How to get the Concordium chain's id

For example, in Solidity, you can get the ID of the current chain through block.chainid. Is there a function with similar functionality in the Concordium chain?

There is no concept of “chainId” as such.

I think conceptually you would want to know the genesis block, that identifies the chain.

What is it that you would like to use this information for? Perhaps there is a better way with Concordium’s APIs.

I want to use it for signature verification. When signing, use the chainid as an attribute in the message to ensure that the signature can only be applied to the specified chain.

I’m relatively familiar with solidity, so I used some of my previous ideas on the evm chain here.

For example, if the same smart contract is deployed on both the ETH and BSC chains and has the same address, and signer A also has the same address on both chains, then the signature of signer A on the ETH chain may also be used on the BSC chain.

To prevent cross-chain attacks

Dear Soullee,

On Concordium, there is one thing different compared to EVM chains and that is that your accountAddress on testnet and mainnet is different. Meaning if you use the same identity and send it to the identity providers, the Concordium wallet s use different key derivation parth s for mainnet and testnet so that your account address is different.
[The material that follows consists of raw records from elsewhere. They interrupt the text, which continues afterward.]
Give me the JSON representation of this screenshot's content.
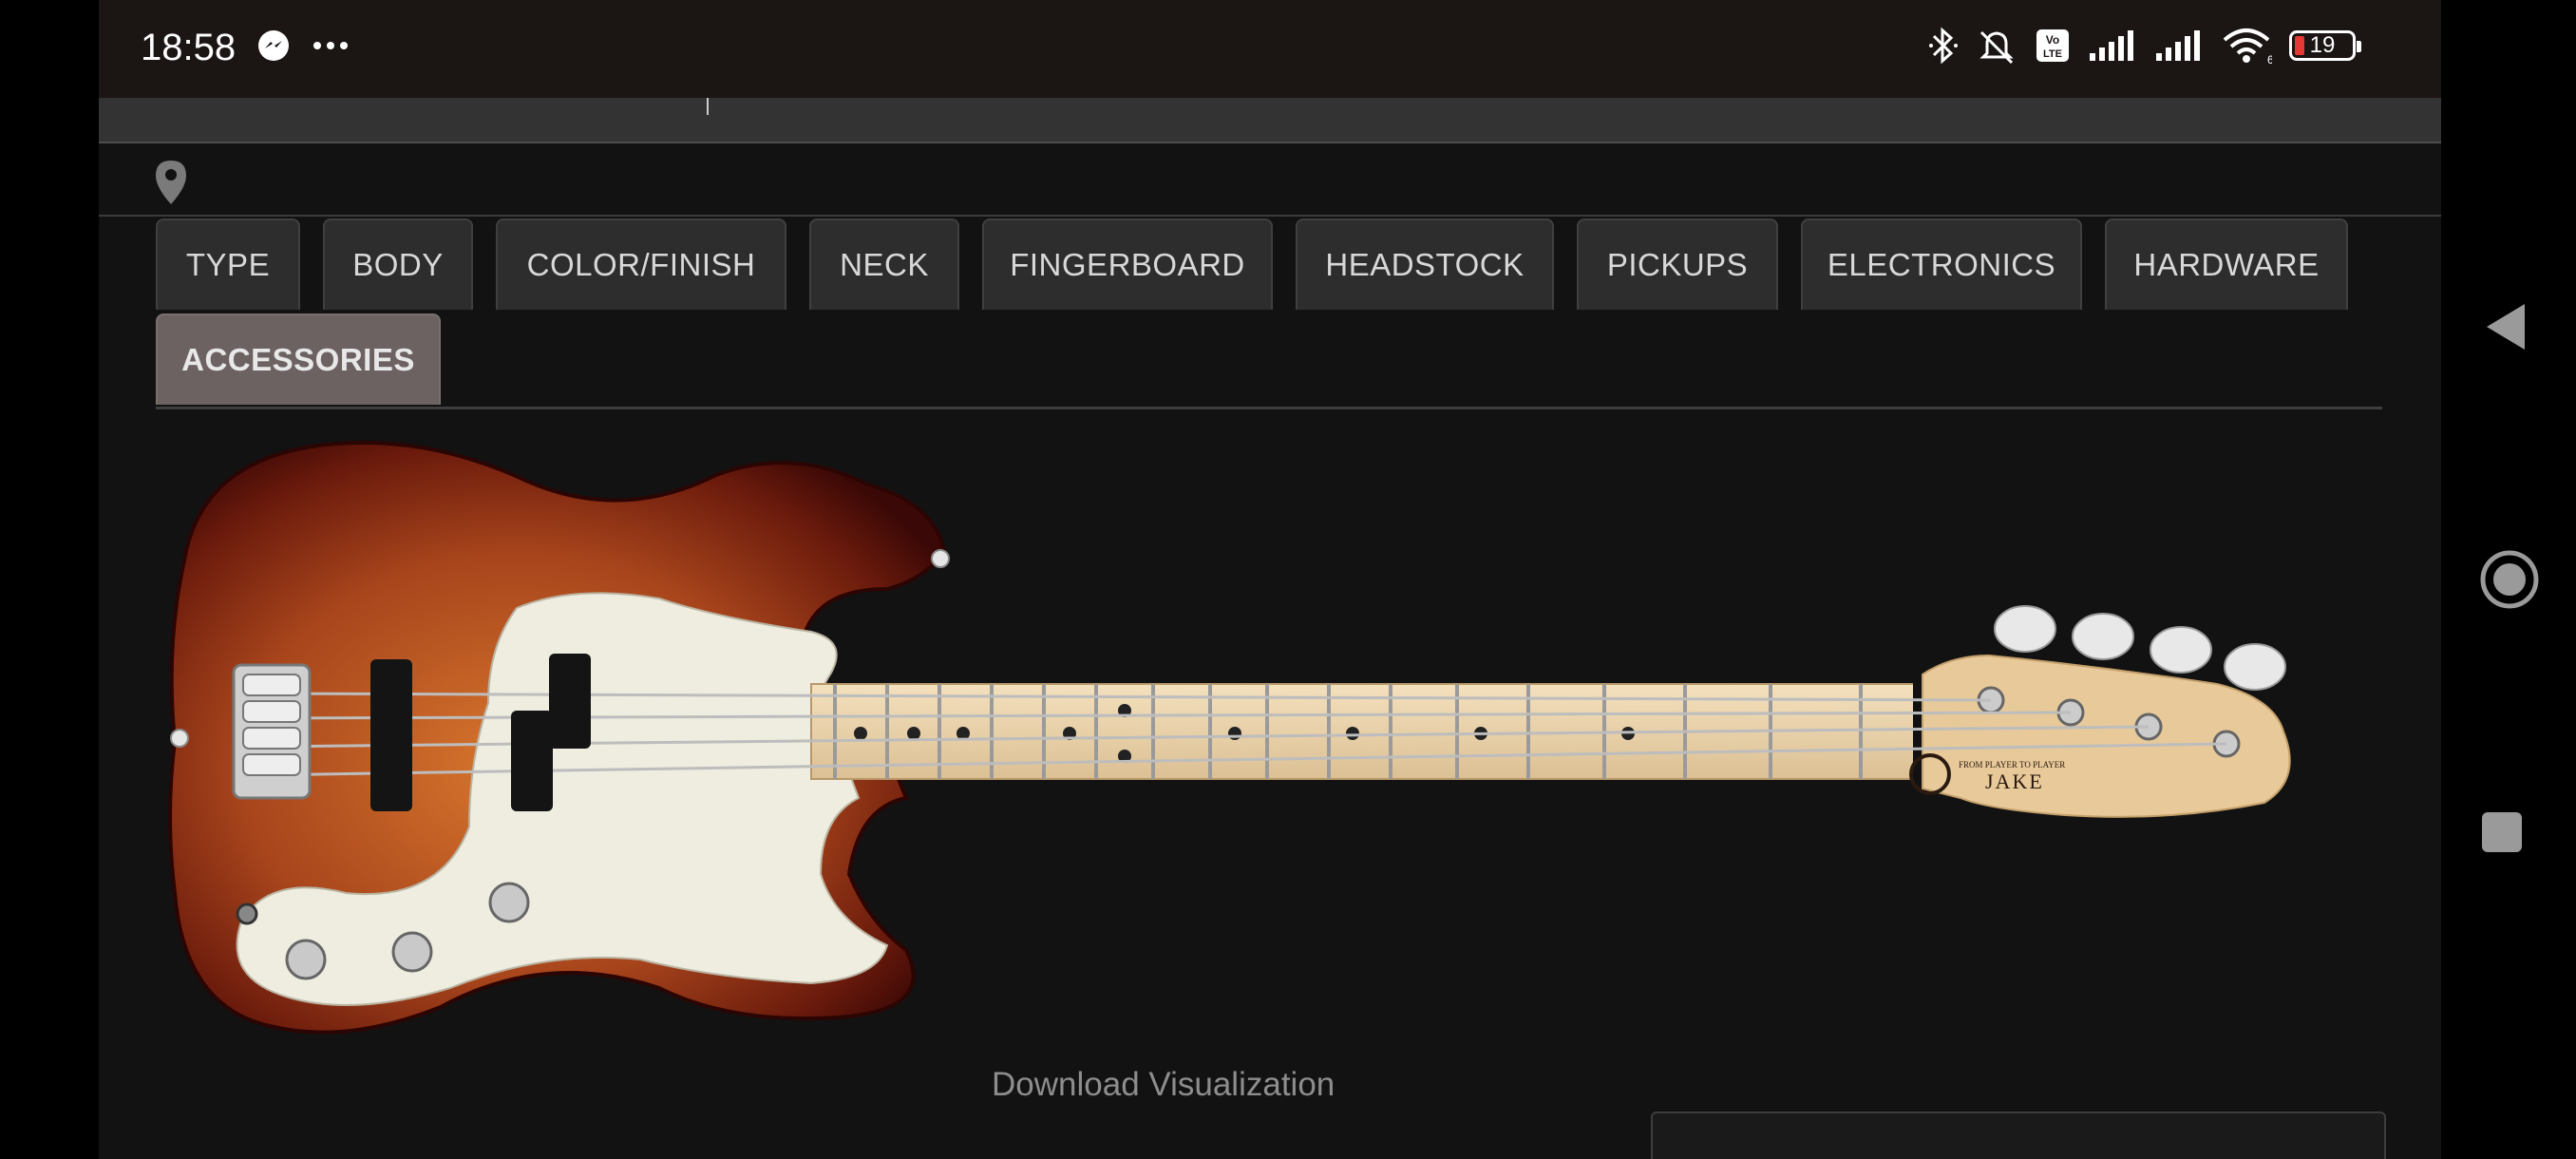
{
  "status_bar": {
    "time": "18:58",
    "icons_left": [
      "messenger-icon",
      "more-dots-icon"
    ],
    "icons_right": [
      "bluetooth-icon",
      "mute-icon",
      "volte-icon",
      "signal-icon",
      "signal-icon",
      "wifi-icon"
    ],
    "wifi_badge": "6",
    "battery": "19",
    "battery_color": "#e53935"
  },
  "tabs": [
    {
      "label": "TYPE",
      "active": false
    },
    {
      "label": "BODY",
      "active": false
    },
    {
      "label": "COLOR/FINISH",
      "active": false
    },
    {
      "label": "NECK",
      "active": false
    },
    {
      "label": "FINGERBOARD",
      "active": false
    },
    {
      "label": "HEADSTOCK",
      "active": false
    },
    {
      "label": "PICKUPS",
      "active": false
    },
    {
      "label": "ELECTRONICS",
      "active": false
    },
    {
      "label": "HARDWARE",
      "active": false
    },
    {
      "label": "ACCESSORIES",
      "active": true
    }
  ],
  "guitar": {
    "headstock_brand": "JAKE",
    "headstock_tagline": "FROM PLAYER TO PLAYER",
    "body_finish_color": "#a8451c",
    "pickguard_color": "#efece0",
    "neck_color": "#ead4b0"
  },
  "download_label": "Download Visualization",
  "nav": [
    "back-icon",
    "home-icon",
    "recents-icon"
  ]
}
Meaning you can not re-play the same signature between mainnet/testnet (because your account does not exist on the other chain).

The key derivation path is the same between testnet/stagenet (just in case you wonder), so there you have the same account address.

If you r intention is to verify a SignatureEd25519 generated by a PrivateKeyEd25519 in the smart contract (where you have generated the keys yourself – no accountKeys from the Concordium wallet), then yes, you want to add a contextString(chainId/GenesisHash+contractIndex) to the object that you sign. Currently, we don’t have a chainId/GenesisHash exposed in the smart contract, so you would need to hardcode it in the smart contract or set it when you initialize the contract.

@soullee As a rule you really should not be reusing keys across different environments, so that’s one thing.

Another is, as Doris mentioned, that if you are doing that then you should add context strings to your signature that the contract checks. For example using contract address and the timestamp of when the contract was deployed is likely sufficient for your needs. You could also add some randomness if you really wanted. But generally your contract will not be deployed at exactly the same time on testnet and mainnet.